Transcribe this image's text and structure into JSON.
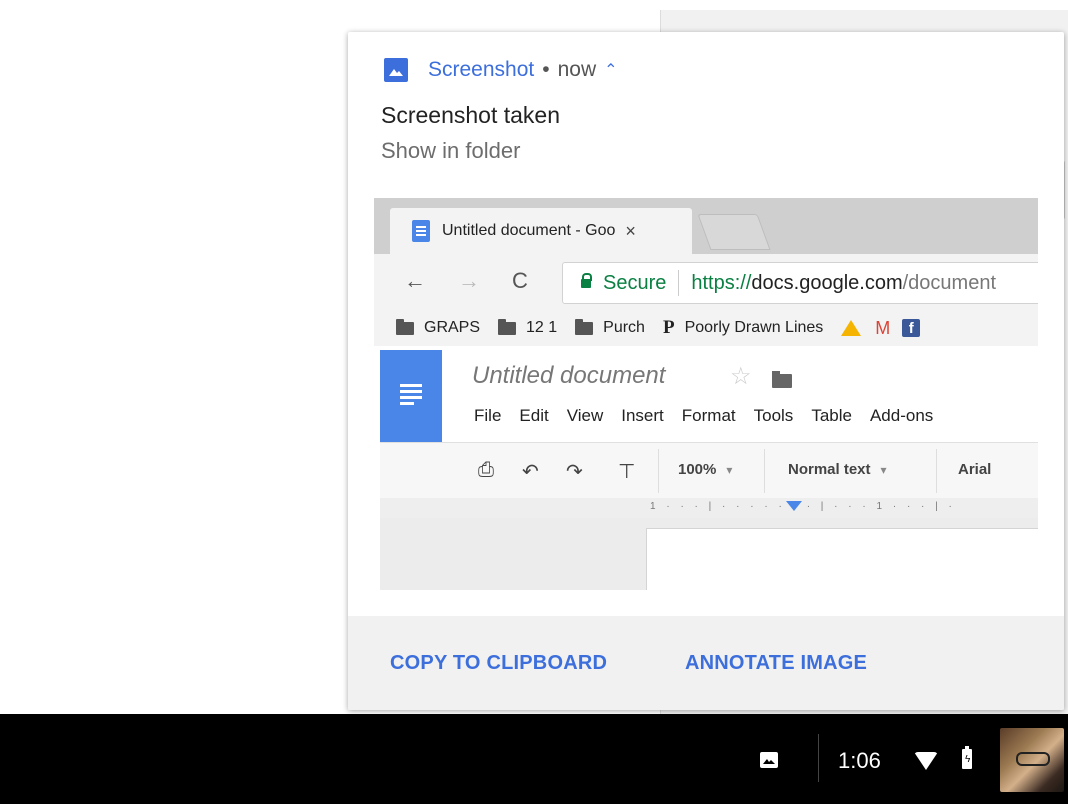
{
  "notification": {
    "app_name": "Screenshot",
    "separator": "•",
    "time": "now",
    "title": "Screenshot taken",
    "subtitle": "Show in folder",
    "actions": {
      "copy": "COPY TO CLIPBOARD",
      "annotate": "ANNOTATE IMAGE"
    },
    "accent_color": "#3d6fdc"
  },
  "preview": {
    "tab": {
      "title": "Untitled document - Goo",
      "close_glyph": "×"
    },
    "nav": {
      "back": "←",
      "forward": "→",
      "reload": "C"
    },
    "address": {
      "secure_label": "Secure",
      "scheme": "https://",
      "host": "docs.google.com",
      "path": "/document"
    },
    "bookmarks": [
      "GRAPS",
      "12 1",
      "Purch",
      "Poorly Drawn Lines"
    ],
    "bookmark_p_glyph": "P",
    "gmail_glyph": "M",
    "facebook_glyph": "f",
    "doc": {
      "title": "Untitled document",
      "star_glyph": "☆",
      "menu": [
        "File",
        "Edit",
        "View",
        "Insert",
        "Format",
        "Tools",
        "Table",
        "Add-ons"
      ],
      "zoom": "100%",
      "style": "Normal text",
      "font": "Arial",
      "ruler_text": "1 · · · | · · · · · · · | · · · 1 · · · | ·"
    }
  },
  "shelf": {
    "time": "1:06"
  }
}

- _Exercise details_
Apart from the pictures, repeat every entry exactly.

- _Exercise solution_
Transcribe this image's text and structure into JSON.
{
  "notification": {
    "app_name": "Screenshot",
    "separator": "•",
    "time": "now",
    "title": "Screenshot taken",
    "subtitle": "Show in folder",
    "actions": {
      "copy": "COPY TO CLIPBOARD",
      "annotate": "ANNOTATE IMAGE"
    },
    "accent_color": "#3d6fdc"
  },
  "preview": {
    "tab": {
      "title": "Untitled document - Goo",
      "close_glyph": "×"
    },
    "nav": {
      "back": "←",
      "forward": "→",
      "reload": "C"
    },
    "address": {
      "secure_label": "Secure",
      "scheme": "https://",
      "host": "docs.google.com",
      "path": "/document"
    },
    "bookmarks": [
      "GRAPS",
      "12 1",
      "Purch",
      "Poorly Drawn Lines"
    ],
    "bookmark_p_glyph": "P",
    "gmail_glyph": "M",
    "facebook_glyph": "f",
    "doc": {
      "title": "Untitled document",
      "star_glyph": "☆",
      "menu": [
        "File",
        "Edit",
        "View",
        "Insert",
        "Format",
        "Tools",
        "Table",
        "Add-ons"
      ],
      "zoom": "100%",
      "style": "Normal text",
      "font": "Arial",
      "ruler_text": "1 · · · | · · · · · · · | · · · 1 · · · | ·"
    }
  },
  "shelf": {
    "time": "1:06"
  }
}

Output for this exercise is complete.